#### Source records ####

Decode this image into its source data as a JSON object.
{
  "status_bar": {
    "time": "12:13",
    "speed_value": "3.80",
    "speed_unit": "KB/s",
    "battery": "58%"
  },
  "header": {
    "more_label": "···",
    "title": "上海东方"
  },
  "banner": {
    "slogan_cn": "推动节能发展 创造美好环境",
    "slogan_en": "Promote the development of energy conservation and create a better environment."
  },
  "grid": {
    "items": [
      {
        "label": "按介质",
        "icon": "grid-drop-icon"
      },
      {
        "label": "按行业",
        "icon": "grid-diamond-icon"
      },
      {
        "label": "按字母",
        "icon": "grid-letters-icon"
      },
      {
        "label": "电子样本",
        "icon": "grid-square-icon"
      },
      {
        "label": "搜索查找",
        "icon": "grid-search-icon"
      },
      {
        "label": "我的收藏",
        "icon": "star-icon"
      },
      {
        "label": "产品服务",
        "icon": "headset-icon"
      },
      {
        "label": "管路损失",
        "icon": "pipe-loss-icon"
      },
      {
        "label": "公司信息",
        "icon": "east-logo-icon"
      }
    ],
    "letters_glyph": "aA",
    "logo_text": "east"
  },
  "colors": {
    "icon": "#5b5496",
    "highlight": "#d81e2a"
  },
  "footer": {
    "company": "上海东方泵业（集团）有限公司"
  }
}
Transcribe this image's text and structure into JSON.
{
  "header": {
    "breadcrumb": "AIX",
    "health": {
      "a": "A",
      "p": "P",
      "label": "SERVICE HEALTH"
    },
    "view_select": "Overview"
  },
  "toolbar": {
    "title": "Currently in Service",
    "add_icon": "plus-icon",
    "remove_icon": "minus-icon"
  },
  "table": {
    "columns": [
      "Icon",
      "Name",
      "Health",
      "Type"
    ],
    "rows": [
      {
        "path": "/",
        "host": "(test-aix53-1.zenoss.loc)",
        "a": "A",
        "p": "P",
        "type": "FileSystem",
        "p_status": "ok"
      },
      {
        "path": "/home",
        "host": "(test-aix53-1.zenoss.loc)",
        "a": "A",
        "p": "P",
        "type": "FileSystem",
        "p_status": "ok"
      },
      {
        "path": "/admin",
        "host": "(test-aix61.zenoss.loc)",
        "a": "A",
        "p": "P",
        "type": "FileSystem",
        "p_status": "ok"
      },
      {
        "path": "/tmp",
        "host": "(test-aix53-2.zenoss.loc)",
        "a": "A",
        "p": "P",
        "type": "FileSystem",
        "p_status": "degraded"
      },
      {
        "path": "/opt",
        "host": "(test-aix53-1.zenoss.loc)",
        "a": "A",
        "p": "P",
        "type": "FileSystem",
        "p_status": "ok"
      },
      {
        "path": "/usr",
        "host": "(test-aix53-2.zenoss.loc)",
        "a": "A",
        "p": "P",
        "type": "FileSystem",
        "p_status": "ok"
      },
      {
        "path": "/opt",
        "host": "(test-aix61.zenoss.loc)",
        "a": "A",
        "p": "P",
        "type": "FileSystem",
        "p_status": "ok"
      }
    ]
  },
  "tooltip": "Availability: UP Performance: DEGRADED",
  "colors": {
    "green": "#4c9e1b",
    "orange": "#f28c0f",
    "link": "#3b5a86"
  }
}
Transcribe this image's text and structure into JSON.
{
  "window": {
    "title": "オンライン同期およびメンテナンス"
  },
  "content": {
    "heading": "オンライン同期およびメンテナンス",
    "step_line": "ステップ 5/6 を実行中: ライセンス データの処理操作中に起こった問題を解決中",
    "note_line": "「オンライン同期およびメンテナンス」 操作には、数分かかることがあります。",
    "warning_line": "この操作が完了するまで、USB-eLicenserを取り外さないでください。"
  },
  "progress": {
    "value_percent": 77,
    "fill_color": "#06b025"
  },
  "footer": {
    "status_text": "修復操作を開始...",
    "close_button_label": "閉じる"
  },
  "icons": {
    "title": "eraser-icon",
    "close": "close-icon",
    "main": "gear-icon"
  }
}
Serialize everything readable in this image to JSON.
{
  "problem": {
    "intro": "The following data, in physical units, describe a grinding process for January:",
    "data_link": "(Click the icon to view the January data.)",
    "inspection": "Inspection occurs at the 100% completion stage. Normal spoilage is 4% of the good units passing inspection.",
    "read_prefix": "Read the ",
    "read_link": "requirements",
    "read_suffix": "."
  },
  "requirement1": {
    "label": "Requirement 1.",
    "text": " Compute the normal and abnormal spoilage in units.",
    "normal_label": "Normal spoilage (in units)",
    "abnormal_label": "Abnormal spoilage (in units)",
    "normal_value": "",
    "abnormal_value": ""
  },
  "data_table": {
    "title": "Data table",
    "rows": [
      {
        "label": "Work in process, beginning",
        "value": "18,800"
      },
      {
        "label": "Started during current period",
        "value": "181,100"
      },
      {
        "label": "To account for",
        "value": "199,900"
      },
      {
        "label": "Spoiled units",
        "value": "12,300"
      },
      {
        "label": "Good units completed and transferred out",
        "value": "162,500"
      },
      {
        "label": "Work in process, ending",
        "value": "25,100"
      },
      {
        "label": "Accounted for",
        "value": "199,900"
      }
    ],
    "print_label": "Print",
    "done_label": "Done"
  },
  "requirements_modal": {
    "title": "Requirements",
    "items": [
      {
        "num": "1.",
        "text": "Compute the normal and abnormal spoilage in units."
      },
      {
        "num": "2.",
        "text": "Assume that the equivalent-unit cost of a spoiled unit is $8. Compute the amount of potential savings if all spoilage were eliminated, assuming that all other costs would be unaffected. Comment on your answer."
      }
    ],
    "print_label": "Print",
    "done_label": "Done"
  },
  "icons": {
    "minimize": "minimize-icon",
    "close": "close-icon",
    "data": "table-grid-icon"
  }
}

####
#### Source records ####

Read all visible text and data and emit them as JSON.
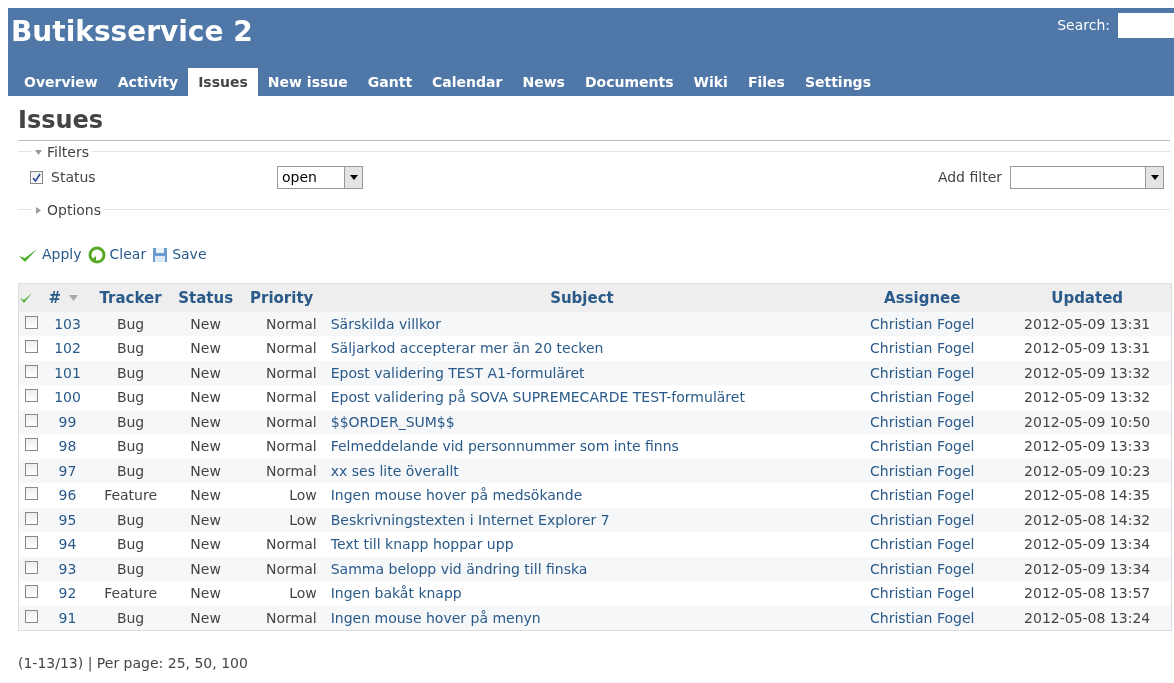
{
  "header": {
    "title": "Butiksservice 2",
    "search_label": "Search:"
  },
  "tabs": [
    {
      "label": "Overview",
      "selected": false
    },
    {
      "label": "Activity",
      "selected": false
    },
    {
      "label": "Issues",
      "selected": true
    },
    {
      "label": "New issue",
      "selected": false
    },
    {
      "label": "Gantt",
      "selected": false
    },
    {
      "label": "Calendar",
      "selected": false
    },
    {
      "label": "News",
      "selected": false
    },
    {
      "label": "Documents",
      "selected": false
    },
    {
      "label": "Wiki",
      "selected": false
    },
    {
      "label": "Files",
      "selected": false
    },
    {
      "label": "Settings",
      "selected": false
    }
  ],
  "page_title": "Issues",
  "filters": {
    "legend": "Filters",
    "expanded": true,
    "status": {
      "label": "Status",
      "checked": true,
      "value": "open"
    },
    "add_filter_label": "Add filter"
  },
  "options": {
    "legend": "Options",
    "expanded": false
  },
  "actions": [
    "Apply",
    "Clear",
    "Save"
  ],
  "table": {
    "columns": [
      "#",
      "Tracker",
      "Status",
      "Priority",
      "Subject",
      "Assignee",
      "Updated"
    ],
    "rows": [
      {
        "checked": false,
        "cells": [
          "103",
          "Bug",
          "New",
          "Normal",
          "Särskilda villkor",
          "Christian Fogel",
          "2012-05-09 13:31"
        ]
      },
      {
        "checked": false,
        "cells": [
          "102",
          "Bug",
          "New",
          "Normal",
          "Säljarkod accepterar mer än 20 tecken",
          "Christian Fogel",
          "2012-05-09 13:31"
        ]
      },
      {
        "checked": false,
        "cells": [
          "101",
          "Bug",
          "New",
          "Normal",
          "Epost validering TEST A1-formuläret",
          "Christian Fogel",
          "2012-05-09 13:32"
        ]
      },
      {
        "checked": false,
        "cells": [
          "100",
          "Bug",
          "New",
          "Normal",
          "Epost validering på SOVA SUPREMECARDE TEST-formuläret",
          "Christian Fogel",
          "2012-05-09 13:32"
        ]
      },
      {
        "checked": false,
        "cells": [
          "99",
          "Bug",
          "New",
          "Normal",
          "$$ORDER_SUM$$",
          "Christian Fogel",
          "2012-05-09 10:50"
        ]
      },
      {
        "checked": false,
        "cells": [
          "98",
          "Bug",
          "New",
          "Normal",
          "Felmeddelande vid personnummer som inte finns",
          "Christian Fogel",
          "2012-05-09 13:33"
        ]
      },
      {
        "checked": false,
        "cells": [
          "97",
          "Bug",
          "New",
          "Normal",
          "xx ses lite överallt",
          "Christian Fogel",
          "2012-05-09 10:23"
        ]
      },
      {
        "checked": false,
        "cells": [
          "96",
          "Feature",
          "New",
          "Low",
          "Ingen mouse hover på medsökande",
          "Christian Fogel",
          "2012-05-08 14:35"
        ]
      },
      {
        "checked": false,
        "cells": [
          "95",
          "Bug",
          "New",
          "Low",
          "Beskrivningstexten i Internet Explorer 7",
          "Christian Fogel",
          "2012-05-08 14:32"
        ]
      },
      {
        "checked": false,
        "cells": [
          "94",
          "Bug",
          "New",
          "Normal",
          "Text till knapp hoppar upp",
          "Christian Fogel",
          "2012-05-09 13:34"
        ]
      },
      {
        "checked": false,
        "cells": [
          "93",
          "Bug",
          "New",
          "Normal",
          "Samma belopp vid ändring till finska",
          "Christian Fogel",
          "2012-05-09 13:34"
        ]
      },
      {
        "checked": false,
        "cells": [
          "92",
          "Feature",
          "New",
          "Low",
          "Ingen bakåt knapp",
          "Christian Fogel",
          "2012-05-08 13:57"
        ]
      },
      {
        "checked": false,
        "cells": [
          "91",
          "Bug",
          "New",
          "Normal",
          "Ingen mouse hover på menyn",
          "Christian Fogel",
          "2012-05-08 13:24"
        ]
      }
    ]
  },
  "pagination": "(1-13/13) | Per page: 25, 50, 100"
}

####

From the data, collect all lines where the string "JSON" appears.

Decode this image into its source data as a JSON object.
Transcribe this image's text and structure into JSON.
Transcribe this image's text and structure into JSON.
Serialize everything readable in this image to JSON.
Read all visible text and data and emit them as JSON.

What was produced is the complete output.